**EXERCISE GOAL**. The data is to be set down once more, exactly as it reads.

**RECORDS**.
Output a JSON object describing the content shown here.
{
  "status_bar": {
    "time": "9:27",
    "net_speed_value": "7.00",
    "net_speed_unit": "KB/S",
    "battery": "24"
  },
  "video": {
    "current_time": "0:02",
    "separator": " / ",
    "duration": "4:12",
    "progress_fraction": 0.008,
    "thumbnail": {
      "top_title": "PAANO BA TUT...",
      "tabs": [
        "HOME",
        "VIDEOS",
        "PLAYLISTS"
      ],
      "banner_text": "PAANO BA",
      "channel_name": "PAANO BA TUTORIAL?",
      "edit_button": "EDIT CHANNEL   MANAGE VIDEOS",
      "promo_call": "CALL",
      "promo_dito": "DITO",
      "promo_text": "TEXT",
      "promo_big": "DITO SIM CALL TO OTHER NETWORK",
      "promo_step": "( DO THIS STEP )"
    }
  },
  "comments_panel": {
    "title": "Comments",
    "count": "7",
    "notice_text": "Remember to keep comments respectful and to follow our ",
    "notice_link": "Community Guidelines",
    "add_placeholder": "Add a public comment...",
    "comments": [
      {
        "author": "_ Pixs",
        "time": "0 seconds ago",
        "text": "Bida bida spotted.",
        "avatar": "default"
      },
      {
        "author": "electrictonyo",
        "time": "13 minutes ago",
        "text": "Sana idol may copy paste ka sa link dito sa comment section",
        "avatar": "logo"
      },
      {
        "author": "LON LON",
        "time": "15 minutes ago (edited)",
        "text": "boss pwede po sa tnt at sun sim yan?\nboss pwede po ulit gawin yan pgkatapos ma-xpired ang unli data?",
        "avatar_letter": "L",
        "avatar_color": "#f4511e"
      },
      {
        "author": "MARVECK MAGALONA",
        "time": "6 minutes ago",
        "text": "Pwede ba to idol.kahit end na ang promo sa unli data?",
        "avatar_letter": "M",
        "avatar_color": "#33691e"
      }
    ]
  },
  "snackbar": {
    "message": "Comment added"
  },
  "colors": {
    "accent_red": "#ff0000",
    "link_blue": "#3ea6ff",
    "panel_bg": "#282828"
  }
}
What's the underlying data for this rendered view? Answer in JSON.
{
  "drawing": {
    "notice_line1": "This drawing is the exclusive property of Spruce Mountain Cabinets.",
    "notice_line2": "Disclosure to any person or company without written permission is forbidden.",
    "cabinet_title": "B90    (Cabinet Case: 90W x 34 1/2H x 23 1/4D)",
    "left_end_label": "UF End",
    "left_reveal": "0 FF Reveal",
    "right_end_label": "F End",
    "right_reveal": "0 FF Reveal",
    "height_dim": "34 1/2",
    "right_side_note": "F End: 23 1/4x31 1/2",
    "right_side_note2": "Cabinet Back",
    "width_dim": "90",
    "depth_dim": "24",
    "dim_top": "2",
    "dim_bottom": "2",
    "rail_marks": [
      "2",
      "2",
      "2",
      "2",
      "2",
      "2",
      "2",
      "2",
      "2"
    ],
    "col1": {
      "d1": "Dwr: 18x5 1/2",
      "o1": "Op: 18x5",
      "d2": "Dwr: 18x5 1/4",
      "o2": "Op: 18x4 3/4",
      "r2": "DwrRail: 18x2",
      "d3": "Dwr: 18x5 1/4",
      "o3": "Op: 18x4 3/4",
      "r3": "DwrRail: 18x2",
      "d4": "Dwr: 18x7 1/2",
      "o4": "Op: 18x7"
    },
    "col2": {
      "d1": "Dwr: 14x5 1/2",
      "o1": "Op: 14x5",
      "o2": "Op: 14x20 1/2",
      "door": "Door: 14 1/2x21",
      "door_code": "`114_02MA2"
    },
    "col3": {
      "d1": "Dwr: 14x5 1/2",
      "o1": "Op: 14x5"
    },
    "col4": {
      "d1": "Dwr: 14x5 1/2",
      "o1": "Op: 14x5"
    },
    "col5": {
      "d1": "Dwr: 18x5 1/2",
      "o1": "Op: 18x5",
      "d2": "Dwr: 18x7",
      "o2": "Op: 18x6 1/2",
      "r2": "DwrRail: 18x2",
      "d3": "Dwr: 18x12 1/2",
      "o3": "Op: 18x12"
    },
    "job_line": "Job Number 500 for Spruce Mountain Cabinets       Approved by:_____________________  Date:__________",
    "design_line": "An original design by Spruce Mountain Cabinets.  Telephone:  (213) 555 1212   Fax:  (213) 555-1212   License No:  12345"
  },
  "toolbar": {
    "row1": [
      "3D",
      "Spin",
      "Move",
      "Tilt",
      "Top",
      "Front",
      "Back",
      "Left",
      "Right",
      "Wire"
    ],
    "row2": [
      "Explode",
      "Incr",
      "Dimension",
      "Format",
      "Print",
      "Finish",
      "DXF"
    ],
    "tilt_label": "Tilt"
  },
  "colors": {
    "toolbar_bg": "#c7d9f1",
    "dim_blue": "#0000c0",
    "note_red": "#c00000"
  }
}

**WORKED SOLUTION**.
Output a JSON object describing the content shown here.
{
  "status_bar": {
    "time": "9:27",
    "net_speed_value": "7.00",
    "net_speed_unit": "KB/S",
    "battery": "24"
  },
  "video": {
    "current_time": "0:02",
    "separator": " / ",
    "duration": "4:12",
    "progress_fraction": 0.008,
    "thumbnail": {
      "top_title": "PAANO BA TUT...",
      "tabs": [
        "HOME",
        "VIDEOS",
        "PLAYLISTS"
      ],
      "banner_text": "PAANO BA",
      "channel_name": "PAANO BA TUTORIAL?",
      "edit_button": "EDIT CHANNEL   MANAGE VIDEOS",
      "promo_call": "CALL",
      "promo_dito": "DITO",
      "promo_text": "TEXT",
      "promo_big": "DITO SIM CALL TO OTHER NETWORK",
      "promo_step": "( DO THIS STEP )"
    }
  },
  "comments_panel": {
    "title": "Comments",
    "count": "7",
    "notice_text": "Remember to keep comments respectful and to follow our ",
    "notice_link": "Community Guidelines",
    "add_placeholder": "Add a public comment...",
    "comments": [
      {
        "author": "_ Pixs",
        "time": "0 seconds ago",
        "text": "Bida bida spotted.",
        "avatar": "default"
      },
      {
        "author": "electrictonyo",
        "time": "13 minutes ago",
        "text": "Sana idol may copy paste ka sa link dito sa comment section",
        "avatar": "logo"
      },
      {
        "author": "LON LON",
        "time": "15 minutes ago (edited)",
        "text": "boss pwede po sa tnt at sun sim yan?\nboss pwede po ulit gawin yan pgkatapos ma-xpired ang unli data?",
        "avatar_letter": "L",
        "avatar_color": "#f4511e"
      },
      {
        "author": "MARVECK MAGALONA",
        "time": "6 minutes ago",
        "text": "Pwede ba to idol.kahit end na ang promo sa unli data?",
        "avatar_letter": "M",
        "avatar_color": "#33691e"
      }
    ]
  },
  "snackbar": {
    "message": "Comment added"
  },
  "colors": {
    "accent_red": "#ff0000",
    "link_blue": "#3ea6ff",
    "panel_bg": "#282828"
  }
}
What's the underlying data for this rendered view? Answer in JSON.
{
  "drawing": {
    "notice_line1": "This drawing is the exclusive property of Spruce Mountain Cabinets.",
    "notice_line2": "Disclosure to any person or company without written permission is forbidden.",
    "cabinet_title": "B90    (Cabinet Case: 90W x 34 1/2H x 23 1/4D)",
    "left_end_label": "UF End",
    "left_reveal": "0 FF Reveal",
    "right_end_label": "F End",
    "right_reveal": "0 FF Reveal",
    "height_dim": "34 1/2",
    "right_side_note": "F End: 23 1/4x31 1/2",
    "right_side_note2": "Cabinet Back",
    "width_dim": "90",
    "depth_dim": "24",
    "dim_top": "2",
    "dim_bottom": "2",
    "rail_marks": [
      "2",
      "2",
      "2",
      "2",
      "2",
      "2",
      "2",
      "2",
      "2"
    ],
    "col1": {
      "d1": "Dwr: 18x5 1/2",
      "o1": "Op: 18x5",
      "d2": "Dwr: 18x5 1/4",
      "o2": "Op: 18x4 3/4",
      "r2": "DwrRail: 18x2",
      "d3": "Dwr: 18x5 1/4",
      "o3": "Op: 18x4 3/4",
      "r3": "DwrRail: 18x2",
      "d4": "Dwr: 18x7 1/2",
      "o4": "Op: 18x7"
    },
    "col2": {
      "d1": "Dwr: 14x5 1/2",
      "o1": "Op: 14x5",
      "o2": "Op: 14x20 1/2",
      "door": "Door: 14 1/2x21",
      "door_code": "`114_02MA2"
    },
    "col3": {
      "d1": "Dwr: 14x5 1/2",
      "o1": "Op: 14x5"
    },
    "col4": {
      "d1": "Dwr: 14x5 1/2",
      "o1": "Op: 14x5"
    },
    "col5": {
      "d1": "Dwr: 18x5 1/2",
      "o1": "Op: 18x5",
      "d2": "Dwr: 18x7",
      "o2": "Op: 18x6 1/2",
      "r2": "DwrRail: 18x2",
      "d3": "Dwr: 18x12 1/2",
      "o3": "Op: 18x12"
    },
    "job_line": "Job Number 500 for Spruce Mountain Cabinets       Approved by:_____________________  Date:__________",
    "design_line": "An original design by Spruce Mountain Cabinets.  Telephone:  (213) 555 1212   Fax:  (213) 555-1212   License No:  12345"
  },
  "toolbar": {
    "row1": [
      "3D",
      "Spin",
      "Move",
      "Tilt",
      "Top",
      "Front",
      "Back",
      "Left",
      "Right",
      "Wire"
    ],
    "row2": [
      "Explode",
      "Incr",
      "Dimension",
      "Format",
      "Print",
      "Finish",
      "DXF"
    ],
    "tilt_label": "Tilt"
  },
  "colors": {
    "toolbar_bg": "#c7d9f1",
    "dim_blue": "#0000c0",
    "note_red": "#c00000"
  }
}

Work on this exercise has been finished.